The former Liverpool under-23 manager has continued to prove this season that he is a canny operator in the dug-out. Off the back of quickly transforming Blackpool from a mid-table League One side going nowhere into promotion-winners, Critchley has the Tangerines comfortably in the bosom of the middle of the Championship (no mean feat, as anyone who remembers last season for Coventry City would attest).
Critchley has both recruited well and demonstrated the tactical acumen to get the best out of his available resources. He isn’t someone necessarily aligned to a single tactical approach, but has a knack of making his teams difficult to break down and threatening enough at the other end in order to consistently claim points. Had it not been for a period earlier in the campaign of adapting to this division, Blackpool would be well within the play-off conversation (and could well be with victory in this game).
Who To Look Out For?
Blackpool are built around a solid defensive platform with quick and skilful players further forward that can sting opponents that get frustrated in attempting to break them down. Having already had the attacking quality last year of pacey wingers CJ Hamilton and Keshi Anderson, along with Jerry Yates in attack, the additions of the ultra-skilful wide-man, Josh Bowler, and nippy goal poacher, Shayne Lavery, have made Blackpool even more dangerous, providing Neil Critchley with the ability to rotate and switch-up his attacking options between and in games.

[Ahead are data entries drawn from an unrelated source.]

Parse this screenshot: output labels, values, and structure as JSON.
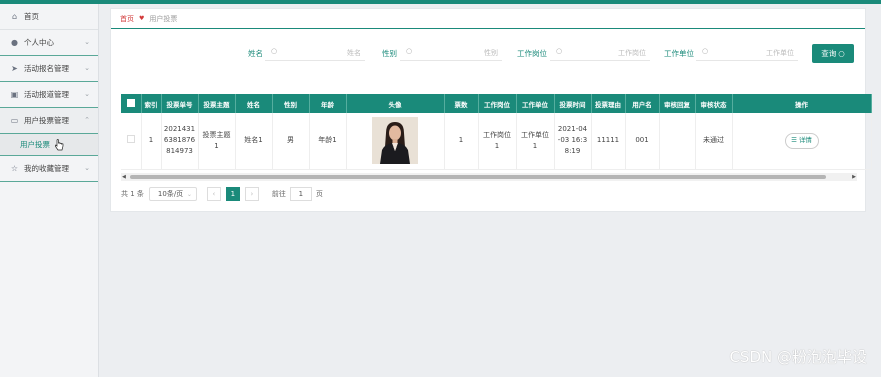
{
  "sidebar": {
    "items": [
      {
        "label": "首页",
        "icon": "home-icon"
      },
      {
        "label": "个人中心",
        "icon": "user-icon"
      },
      {
        "label": "活动报名管理",
        "icon": "send-icon"
      },
      {
        "label": "活动报道管理",
        "icon": "image-icon"
      },
      {
        "label": "用户投票管理",
        "icon": "card-icon"
      },
      {
        "label": "我的收藏管理",
        "icon": "star-icon"
      }
    ],
    "sub_item": "用户投票"
  },
  "breadcrumb": {
    "home": "首页",
    "current": "用户投票"
  },
  "search": {
    "fields": [
      {
        "label": "姓名",
        "placeholder": "姓名"
      },
      {
        "label": "性别",
        "placeholder": "性别"
      },
      {
        "label": "工作岗位",
        "placeholder": "工作岗位"
      },
      {
        "label": "工作单位",
        "placeholder": "工作单位"
      }
    ],
    "button": "查询"
  },
  "table": {
    "headers": [
      "索引",
      "投票单号",
      "投票主题",
      "姓名",
      "性别",
      "年龄",
      "头像",
      "票数",
      "工作岗位",
      "工作单位",
      "投票时间",
      "投票理由",
      "用户名",
      "审核回复",
      "审核状态",
      "操作"
    ],
    "row": {
      "index": "1",
      "order_no": "2021431638187681 4973",
      "order_no_lines": [
        "2021431",
        "6381876",
        "814973"
      ],
      "topic_lines": [
        "投票主题",
        "1"
      ],
      "name": "姓名1",
      "gender": "男",
      "age": "年龄1",
      "votes": "1",
      "post_lines": [
        "工作岗位",
        "1"
      ],
      "unit_lines": [
        "工作单位",
        "1"
      ],
      "time_lines": [
        "2021-04",
        "-03 16:3",
        "8:19"
      ],
      "reason": "11111",
      "username": "001",
      "reply": "",
      "status": "未通过",
      "action": "详情"
    }
  },
  "pagination": {
    "total": "共 1 条",
    "page_size": "10条/页",
    "current_page": "1",
    "goto_label": "前往",
    "goto_value": "1",
    "page_suffix": "页"
  },
  "watermark": "CSDN @粉泡泡毕设",
  "colors": {
    "accent": "#1a8a7a",
    "breadcrumb_home": "#d23a3a"
  }
}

Further back, Blackpool have rarely had a settled backline or central midfield partnership but have been able to bring players in and out of the side relatively seamlessly due to Neil Critchley’s organisational skills. The presences of Kenny Dougall in midfield, with Richard Keogh and Marvin Ekipeta in central defence, have been the most consistent areas of selection, allowing the manager to chop and change elsewhere as he sees fit.
In goal, Daniel Grimshaw has been another gem that Blackpool have found in the transfer market. Having already had a quality presence between the sticks in Chris Maxwell, a serious injury to the first-choice goalkeeper could have been a hammer blow to the team’s survival hopes, instead, Grimshaw has seamlessly stepped into the side, further highlighting Neil Critchley’s recruitment, man-management and organisational skills.
Where The Game Will Be Won Or Lost
Blackpool are a team that tend to have little of the ball, but instead focus on counter-attacking with speed and purpose. In an away game, they are going to place the onus on Coventry City to attempt to break them down, looking to pounce on any loose play in order to generate their chances. Quick attacking players, Josh Bowler and Shayne Lavery, are ones in particular that the Sky Blues will have to be mindful of.
In contrast to the earlier meeting between the two teams this season, Blackpool are unlikely to present Viktor Gyokeres with the space to run directly at their defence. That makes it important for the Sky Blues to produce quick combination play around the Blackpool penalty area in order to generate chances. This could easily become quite a frustrating contest if Coventry City attempt to rely on just giving the ball to Gyokeres (who is likely to tire in the second-half), rather than supporting him with quality both with and without the ball.